And did a quick Google search, found this organization, and went to an event and loved it. In the first year, I went from member to being placed on the board of directors. And then I actually led as president for a few years after that. I also see myself as a servant leader. I always want to be part of something where I can give back to the community.

And I always make it a point to leave something better than I found it. And when I first joined the board, there was just so many opportunities to really grow the organization and really, again, make a really big impact in the Pittsburgh area. So, during my presidency, you know, I mean, I was the first African American woman to be the president of the organization.

We are the oldest young professionals networking organization in the country. So that speaks volumes. And I actually served as president during the pandemic and that came with its own challenges. You know, it is a mainly social networking organization, and we're still here with. The highest membership numbers I think we've ever had.

So, it's awesome. It's very sad to be leaving, but I'm just very proud of this board that's coming on and they're going to do such an amazing job, but I definitely do, like I said, strive to be in the community, to make a true impact and to just show people that they can do it, that they can be part of something bigger and be happy to serve.

Her Proudest Moment

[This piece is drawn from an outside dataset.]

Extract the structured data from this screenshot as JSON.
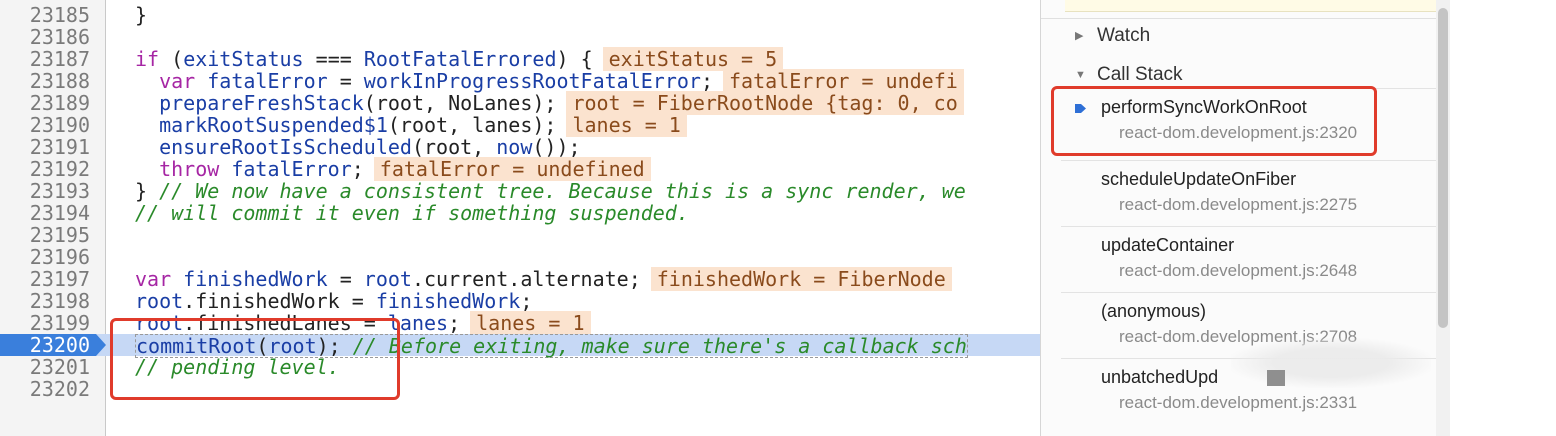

Anderson Williams: So, when you think about your journey from California to Pittsburgh and Buffalo and through finance and into H2O Care Partners, that work in the community, this sense of personal philosophy that clearly, deeply guides you and roots you in the decisions you make and how you approach the world around you. What have you accomplished, Leanne, that you're most proud of?

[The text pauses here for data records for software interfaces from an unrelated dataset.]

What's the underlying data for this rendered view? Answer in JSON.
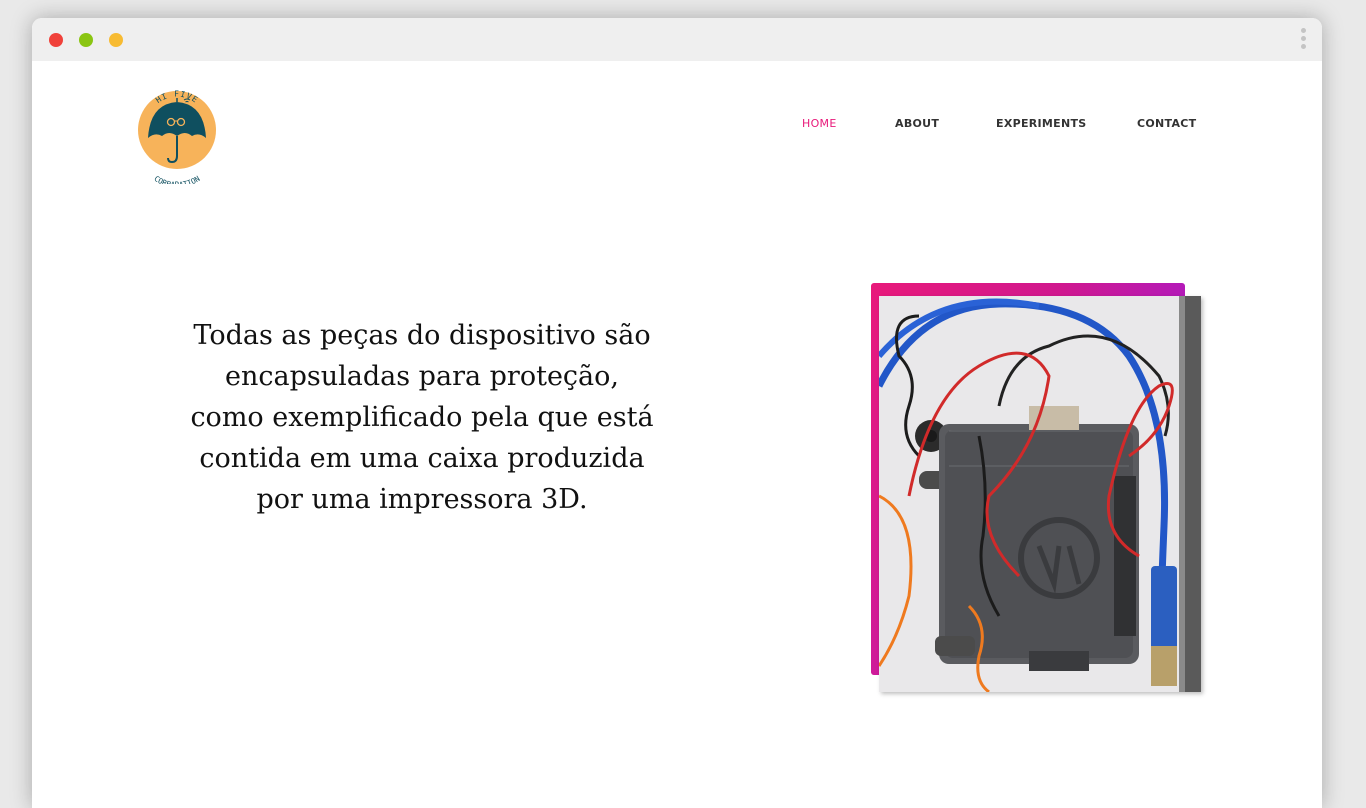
{
  "brand": {
    "logo_top_text": "HI FIVE",
    "logo_bottom_text": "CORPARATION"
  },
  "nav": {
    "items": [
      {
        "label": "HOME",
        "active": true
      },
      {
        "label": "ABOUT",
        "active": false
      },
      {
        "label": "EXPERIMENTS",
        "active": false
      },
      {
        "label": "CONTACT",
        "active": false
      }
    ]
  },
  "hero": {
    "lines": [
      "Todas as peças do dispositivo são",
      "encapsuladas para proteção,",
      "como exemplificado pela que está",
      "contida em uma caixa produzida",
      "por uma impressora 3D."
    ]
  },
  "colors": {
    "accent": "#e8197a",
    "gradient_end": "#b41ab8",
    "logo_circle": "#f7b35a",
    "umbrella": "#0f4f5f",
    "nav_text": "#333333"
  },
  "photo": {
    "subject": "3D-printed enclosure with red, black, orange and blue cables"
  }
}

Leanne Watson: Is it cheesy to say this moment right here, Anderson? I'm not sure.

Anderson Williams: If that's it, let's roll with it.

Leanne Watson: Yeah. Right. No, in all honesty, it's my whole career. It is such a huge accomplishment. There's a reason why I like to learn a new industry, you know, and really just be a voice for the people that I'm offering these opportunities to.

It's such a huge accomplishment to be recognized. And to be heard, that was always the next step before I joined this team was I, I wanted to be in a place where I can not only obviously hire people and hit metrics because I, you know, selfishly, I'm good at that, but, um, on the flip side, just having an opportunity to be heard, be valued, and support it.

So, it's so amazing. And I'll tell you even, you know, at our board meetings, you know, in Chicago at Shore and being in a room where these are the best of the best. These are, these are the moguls. These are the goats. I think the young kids now call it just being in that room full of the best of the best.

And for them to just look at me and hear me and take into everything that I've learned and to the insight that I'm given. That is such, such a huge humbling and proud moment. And I can't wait for the next step. I know that we're just going to go so far.

Anderson Williams: Leanne Watson is an everyday hero whose superpower is her sense of calm amid the hustle of a startup or the challenges in everyday life.

Leanne uses that calm to help ensure the right people get matched to the right opportunity and the right culture, a match that can help transform a life and accelerate a business.

If you enjoyed this episode, check out our other Everyday Heroes at www.shorecp.university/podcasts, or anywhere you get your podcasts. There you will also find our other series Microcap Moments and Bigger. Stronger. Faster., each exploring the people and processes that make the micro-cap space unique.

This podcast was produced by Shore Capital Partners with story and narration by Anderson Williams. Recording and editing by Andrew Malone. Editing by Reel Audiobooks. Sound design, mixing, and mastering by Mark Galup of Reel Audiobooks.

Special thanks to Leanne Watson and Keith Caldwell.

This podcast is the property of Shore Capital Partners, LLC. None of the content herein is investment advice. An offer of investment advisory services, nor a recommendation or offer relating to any security. See the Terms of Use page on the Shore Capital website for other important information.

bottom of page